This was inspired by a recipe in Madhur Jaffrey's Indian Cookery book. You can make the paste spicy by adding various types of chilli. My collaborator Jane Baxter's son David demands that she cook it on a weekly basis.
Preparation time: 10 mins Cooking time: 35 mins
Serves 4 For the red pepper paste 2 red peppers, deseeded and roughly chopped ½ red onion, roughly chopped 1 x 2cm cube ginger, chopped 5 garlic cloves, crushed 1 tsp ground coriander 2 tsp ground cumin ½ tsp turmeric 70g flaked almonds A pinch of cayenne Optional if you want to make it spicy: dried chilli flakes, red chillies, smoked paprika
For the sauce 1 tbsp sunflower oil 8 skinless and boneless chicken thighs cut into 2 or 3 pieces 300ml chicken stock Juice ½ lemon Salt and pepper Fresh coriander, chopped
1 Place all the paste ingredients, with a good pinch of salt, in a food processor or liquidiser and blitz until you have a smooth paste.
2 Heat the oil in a large heavy-based pan or shallow frying pan until hot. Tip in the paste ingredients and fry over a medium heat for 10 minutes, stirring occasionally.
3 Add the chicken pieces, season well and cook for another 10 minutes, turning the chicken over in the paste. Add enough stock to make a thick sauce, and bring up to the boil. Turn the heat down to low and simmer uncovered for another 15 minutes.
4 To finish, add a squeeze of lemon, sprinkle of coriander and check it is seasoned well. Serve with plain boiled rice.
What else you can do
•Make a veggie curry by frying the paste and cooking various veggies - for example sweet potato and cauliflower - in it. Add a few cooked tinned pulses to complete the dish.
• The cooked paste makes a great warm dressing for boiled or steamed French and runner beans, cauliflower or purple sprouting broccoli.
Serves 4 2 medium size onions, peeled and roughly chopped 1cm piece of ginger, peeled 2-3 garlic cloves (optional), peeled 2 medium tomatoes, finely chopped or 200g tinned tomatoes. tomatoes 2-3 tbsp cooking oil 1 tsp cumin seeds A small pinch of asafoetida (optional) ½ tsp turmeric powder (too much makes the curry bitter) ¼ tsp chilli powder (or more or less according to your tastes) 1½ tsp coriander powder Salt, to taste ½ tsp garam masala 2 tbsp chopped fresh coriander leaves
1 Wash, then grind, blend, chop, or grate the onions, ginger and garlic, if using.
2 Heat the oil in a pan, add the cumin and asafoetida powder, if using. . Let the seeds splutter.
3 Add the onion, ginger and garlic. Fry until golden to medium-dark brown (not burnt).
4 Add all the powdered spices, except the garam masala, and stir for 10 seconds, to release flavours. Add the tomatoes and stir-fry until the oil separates from the mass. (Professionals will add a tsp water now and stir-fry again until the oil separates again.)Finally, stir in the garam masala, then the salt and chillies, to taste. Remember this curry sauce has to be added to the main curry ingredients, so it has to be stronger at this stage than the finished curry.

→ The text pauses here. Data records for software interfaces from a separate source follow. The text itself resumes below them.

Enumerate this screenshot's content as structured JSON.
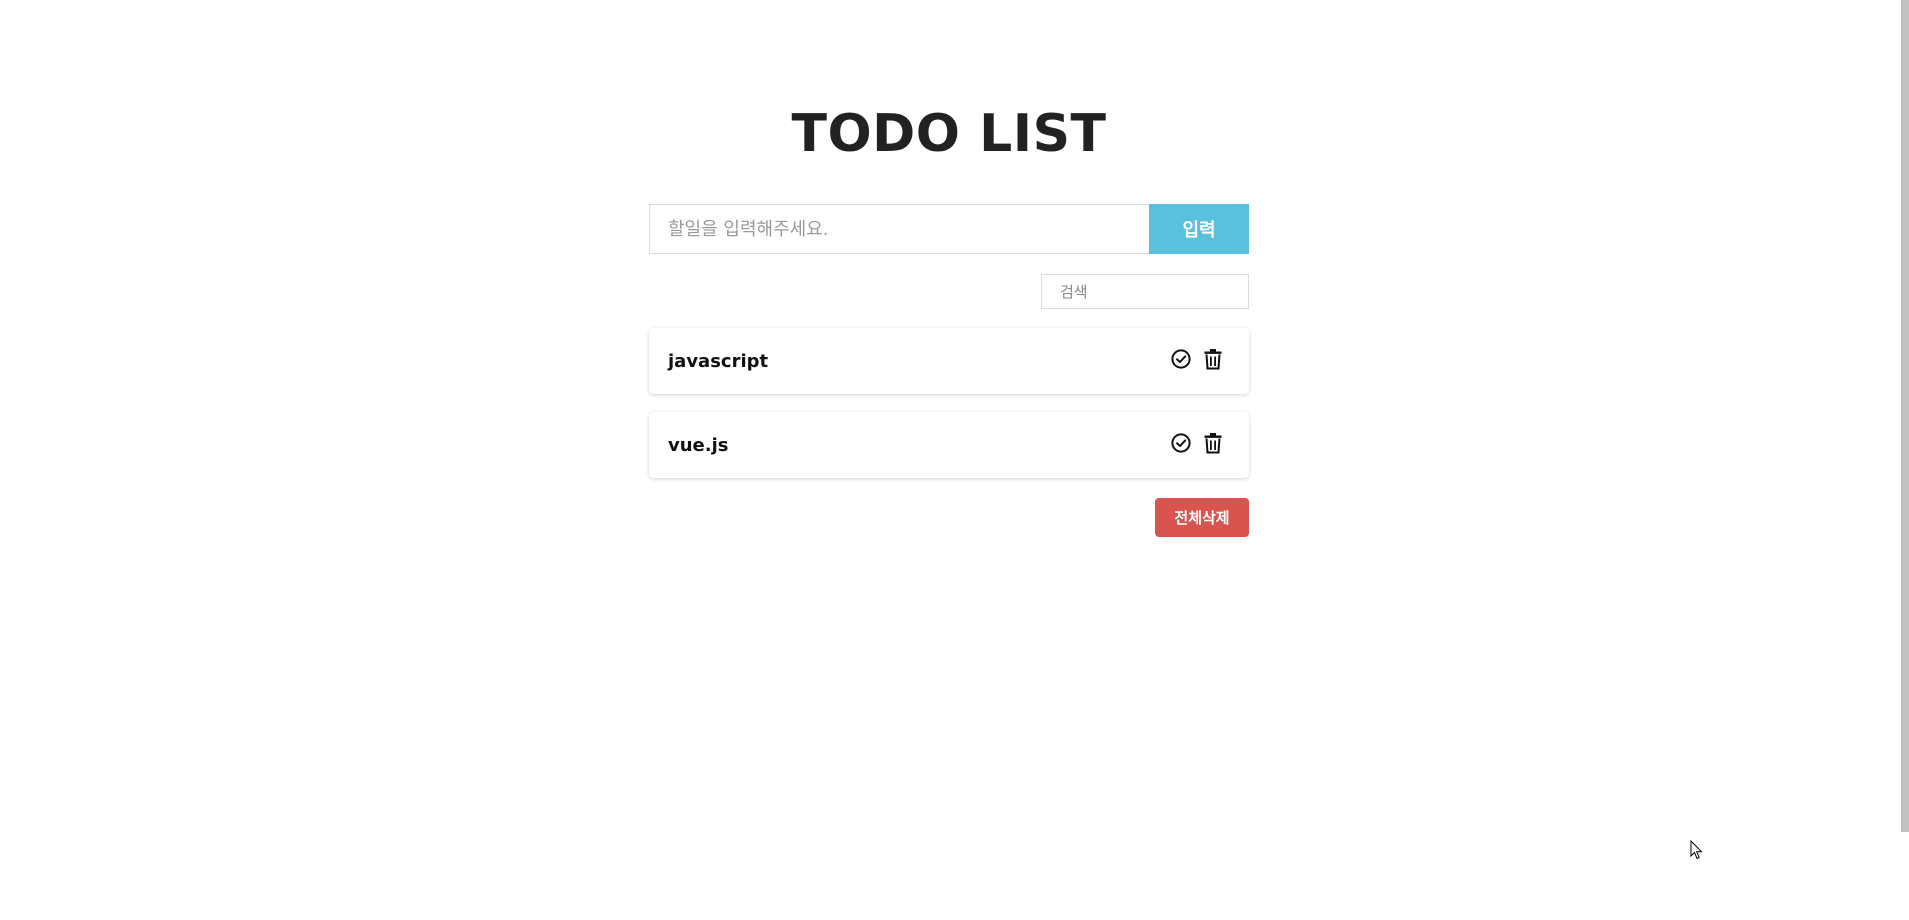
{
  "header": {
    "title": "TODO LIST"
  },
  "input": {
    "placeholder": "할일을 입력해주세요.",
    "value": "",
    "submit_label": "입력"
  },
  "search": {
    "placeholder": "검색",
    "value": ""
  },
  "todos": [
    {
      "text": "javascript"
    },
    {
      "text": "vue.js"
    }
  ],
  "footer": {
    "clear_all_label": "전체삭제"
  },
  "icons": {
    "complete": "check-circle-icon",
    "delete": "trash-icon"
  },
  "colors": {
    "submit_button": "#5bc0de",
    "clear_button": "#d9534f",
    "title": "#222222"
  }
}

5 The sauce can be cooled and kept in the fridge or freezer at this point. Simply stir fry the meat or vegetables you want in your curry and then add the sauce and a little extra water if necessary when cooking it. Finish it with some lemon juice and fresh coriander, plus a sprinkle of garam masala.
Henry Dimbleby is co-founder of the natural fast-food restaurant chain Leon (@henry_leon).